Show every line of the data below that includes the word "value".

-----

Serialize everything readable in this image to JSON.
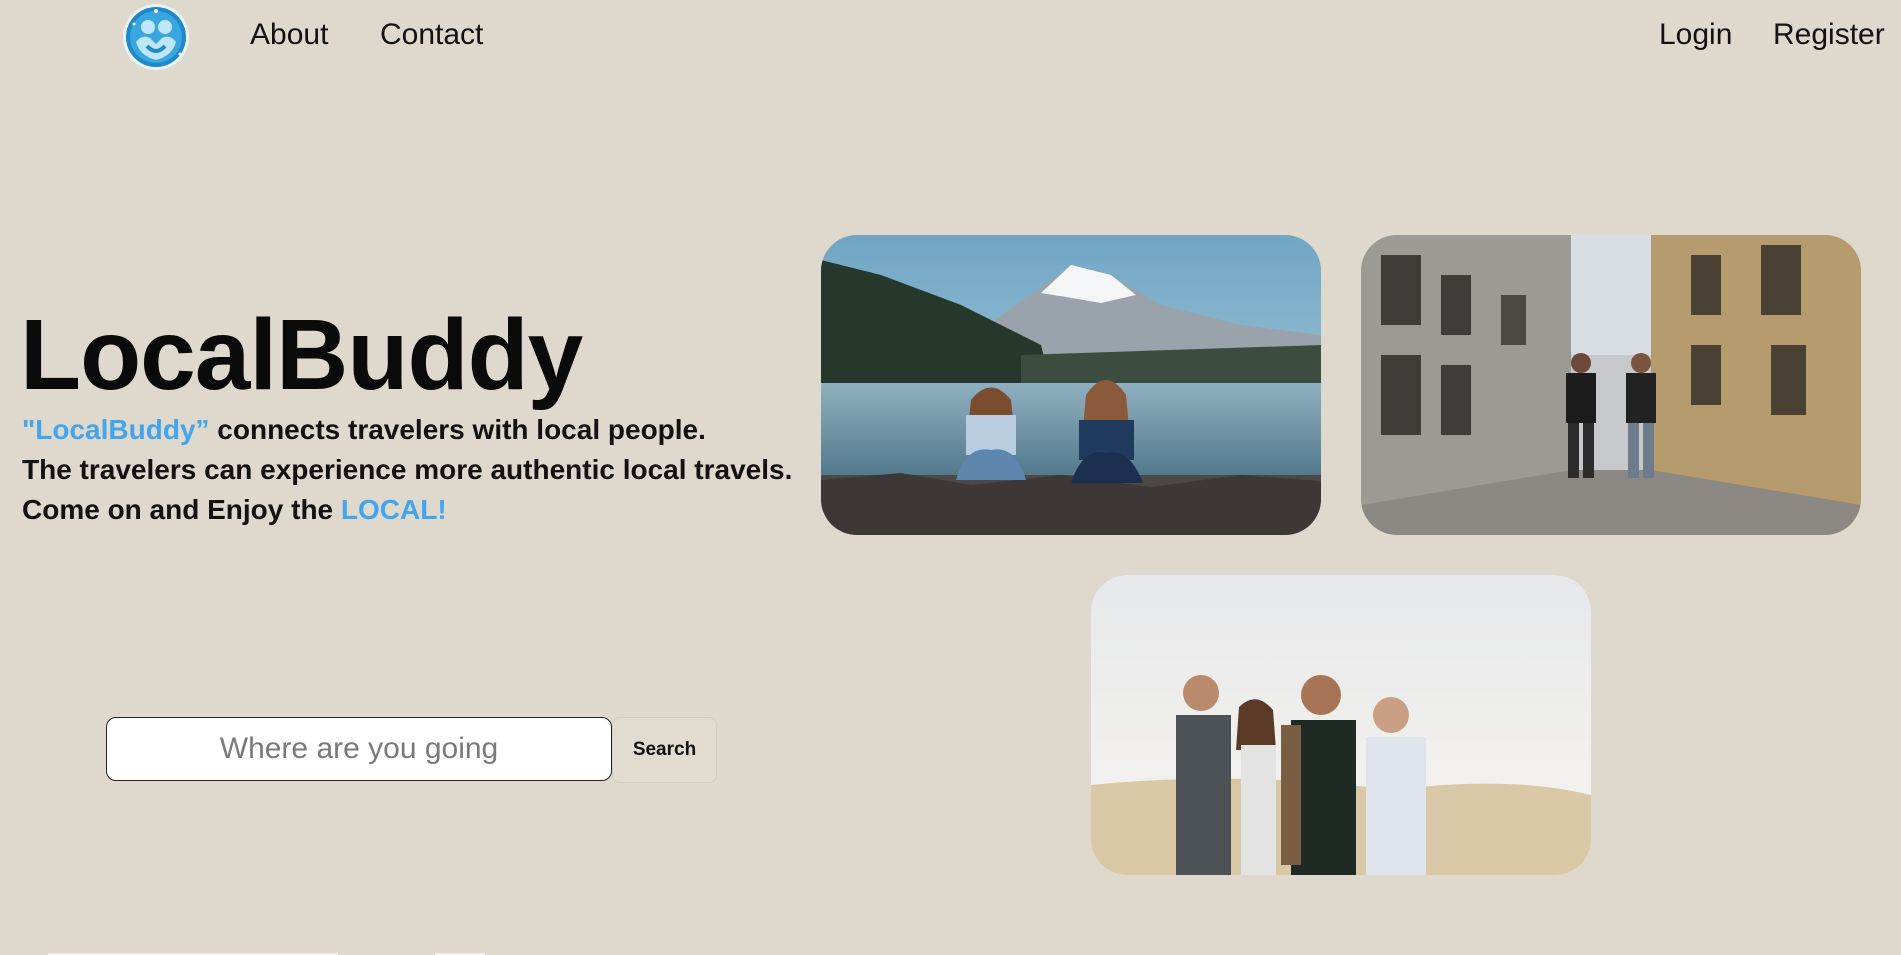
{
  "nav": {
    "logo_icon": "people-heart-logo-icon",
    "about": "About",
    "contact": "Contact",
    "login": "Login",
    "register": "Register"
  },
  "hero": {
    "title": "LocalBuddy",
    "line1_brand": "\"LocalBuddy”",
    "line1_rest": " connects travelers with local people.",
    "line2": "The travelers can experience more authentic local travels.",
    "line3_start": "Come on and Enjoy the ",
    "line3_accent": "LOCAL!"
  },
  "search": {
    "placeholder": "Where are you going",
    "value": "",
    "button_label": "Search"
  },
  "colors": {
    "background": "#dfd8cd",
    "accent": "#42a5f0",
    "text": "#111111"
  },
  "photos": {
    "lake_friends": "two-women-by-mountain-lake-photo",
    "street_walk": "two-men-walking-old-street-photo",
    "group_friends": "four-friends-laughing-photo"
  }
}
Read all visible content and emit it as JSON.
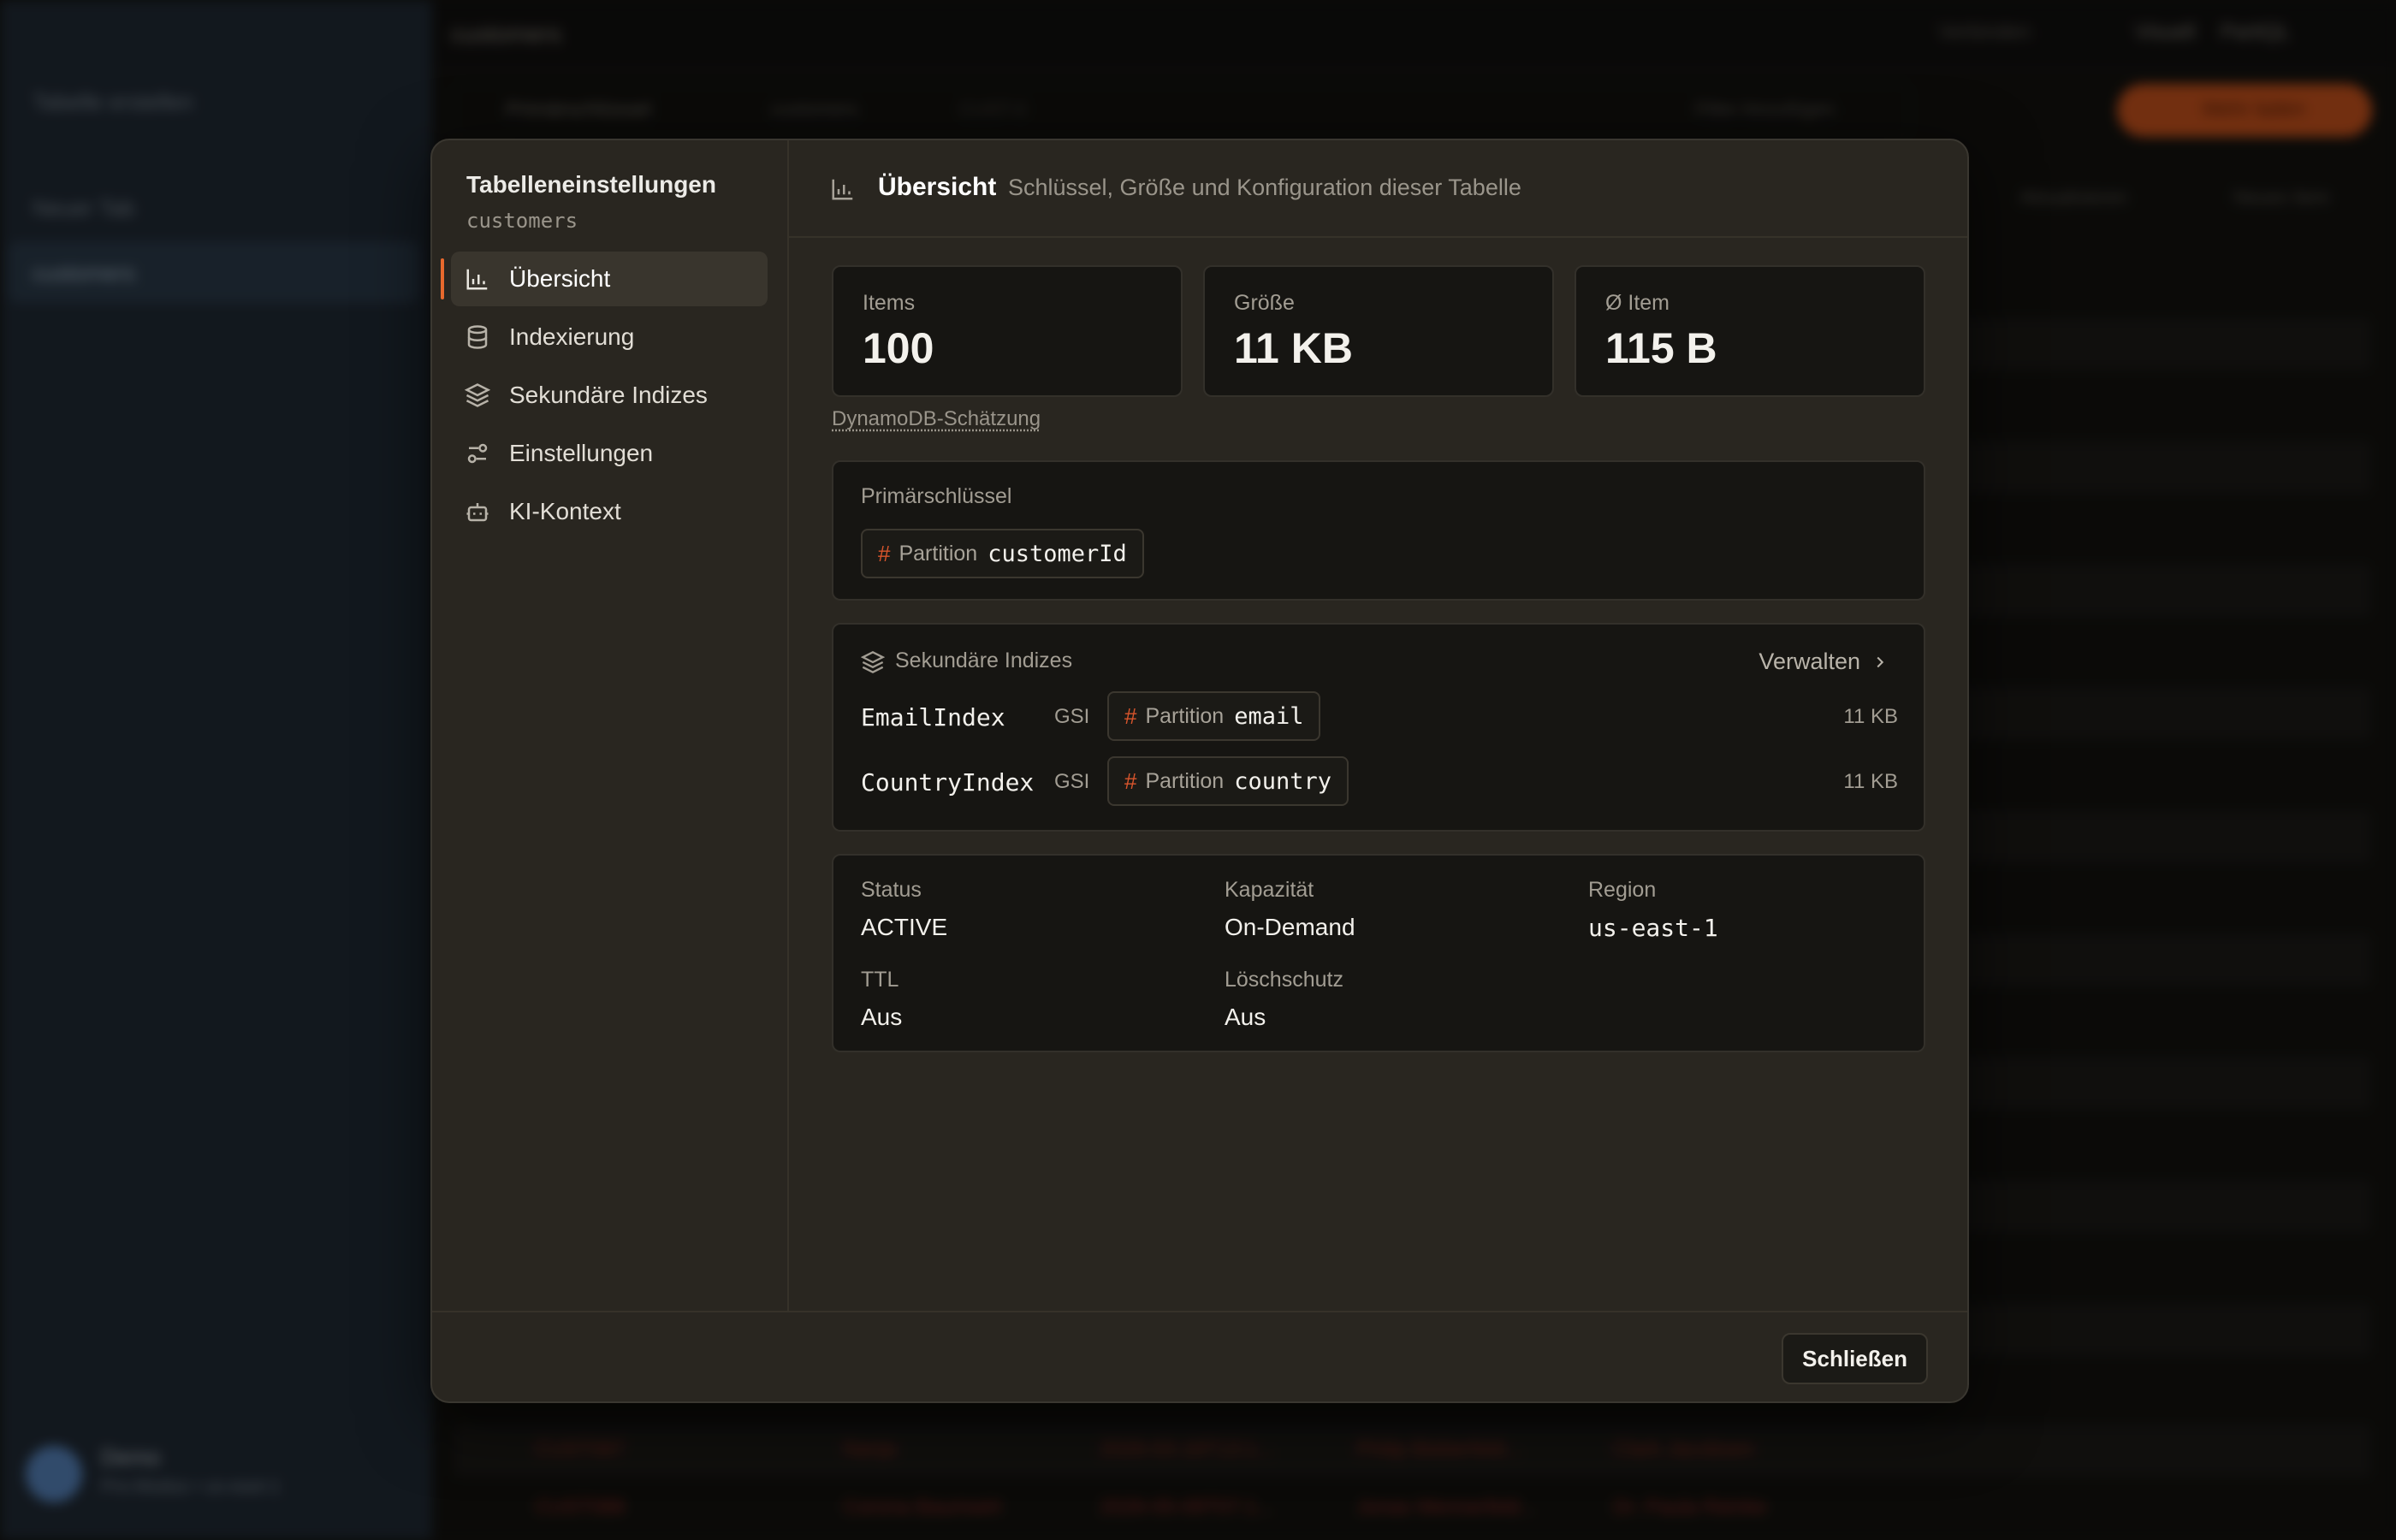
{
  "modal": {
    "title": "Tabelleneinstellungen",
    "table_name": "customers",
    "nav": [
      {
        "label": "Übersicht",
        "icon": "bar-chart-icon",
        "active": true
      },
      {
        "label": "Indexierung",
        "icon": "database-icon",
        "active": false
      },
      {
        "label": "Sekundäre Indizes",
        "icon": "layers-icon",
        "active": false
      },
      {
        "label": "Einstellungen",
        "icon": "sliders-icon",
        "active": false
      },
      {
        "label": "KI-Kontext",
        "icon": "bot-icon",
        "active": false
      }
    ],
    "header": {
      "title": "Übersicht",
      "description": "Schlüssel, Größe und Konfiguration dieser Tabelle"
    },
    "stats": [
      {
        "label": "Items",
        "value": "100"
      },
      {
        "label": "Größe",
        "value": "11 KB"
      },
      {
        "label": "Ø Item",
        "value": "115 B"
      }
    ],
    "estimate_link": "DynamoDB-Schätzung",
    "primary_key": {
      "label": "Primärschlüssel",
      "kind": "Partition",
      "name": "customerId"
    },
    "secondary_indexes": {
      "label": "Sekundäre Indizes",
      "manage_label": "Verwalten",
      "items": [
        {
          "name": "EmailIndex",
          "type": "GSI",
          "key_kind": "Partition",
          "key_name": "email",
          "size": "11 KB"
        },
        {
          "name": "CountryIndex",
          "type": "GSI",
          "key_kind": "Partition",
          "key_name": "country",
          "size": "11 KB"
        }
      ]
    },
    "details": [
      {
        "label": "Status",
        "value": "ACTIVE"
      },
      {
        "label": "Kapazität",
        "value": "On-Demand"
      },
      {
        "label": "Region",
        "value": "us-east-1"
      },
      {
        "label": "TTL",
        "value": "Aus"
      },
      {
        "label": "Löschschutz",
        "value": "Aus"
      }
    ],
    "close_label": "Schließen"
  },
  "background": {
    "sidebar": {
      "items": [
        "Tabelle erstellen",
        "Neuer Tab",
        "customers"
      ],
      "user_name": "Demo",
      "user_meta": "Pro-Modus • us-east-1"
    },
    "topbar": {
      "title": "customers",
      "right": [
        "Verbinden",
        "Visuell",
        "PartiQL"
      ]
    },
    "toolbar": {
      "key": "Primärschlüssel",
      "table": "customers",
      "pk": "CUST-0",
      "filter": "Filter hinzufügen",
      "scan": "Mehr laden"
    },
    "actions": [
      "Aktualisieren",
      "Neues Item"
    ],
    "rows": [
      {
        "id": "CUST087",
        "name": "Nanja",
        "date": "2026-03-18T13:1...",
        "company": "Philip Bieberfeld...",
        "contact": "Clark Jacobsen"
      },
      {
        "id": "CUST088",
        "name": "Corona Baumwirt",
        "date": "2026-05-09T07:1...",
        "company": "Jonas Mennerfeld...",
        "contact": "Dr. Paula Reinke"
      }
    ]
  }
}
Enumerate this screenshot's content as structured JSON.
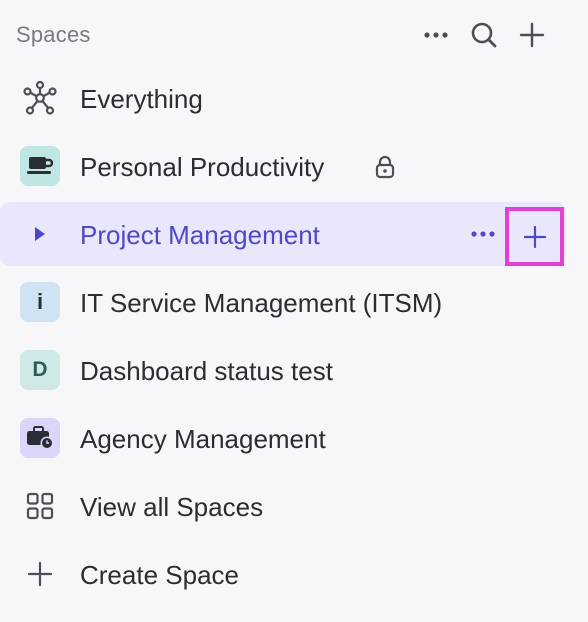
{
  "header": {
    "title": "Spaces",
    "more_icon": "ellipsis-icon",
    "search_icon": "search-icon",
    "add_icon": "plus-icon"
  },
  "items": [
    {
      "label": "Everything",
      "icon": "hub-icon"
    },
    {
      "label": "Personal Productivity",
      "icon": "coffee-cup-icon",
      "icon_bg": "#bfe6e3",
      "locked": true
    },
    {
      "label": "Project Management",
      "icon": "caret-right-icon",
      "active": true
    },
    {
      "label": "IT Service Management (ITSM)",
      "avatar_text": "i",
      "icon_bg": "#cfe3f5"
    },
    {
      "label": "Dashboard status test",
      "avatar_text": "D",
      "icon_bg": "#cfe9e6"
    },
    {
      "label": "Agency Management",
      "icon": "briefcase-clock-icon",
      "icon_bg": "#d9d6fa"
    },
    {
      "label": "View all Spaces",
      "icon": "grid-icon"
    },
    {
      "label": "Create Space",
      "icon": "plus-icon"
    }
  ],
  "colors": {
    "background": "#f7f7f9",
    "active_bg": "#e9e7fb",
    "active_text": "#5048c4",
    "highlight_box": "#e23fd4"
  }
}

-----

» RESPONSE TO THIS TASK:
    "value": "",
        "value": "100"
        "value": "11 KB"
        "value": "115 B"
        "value": "ACTIVE"
        "value": "On-Demand"
        "value": "us-east-1"
        "value": "Aus"
        "value": "Aus"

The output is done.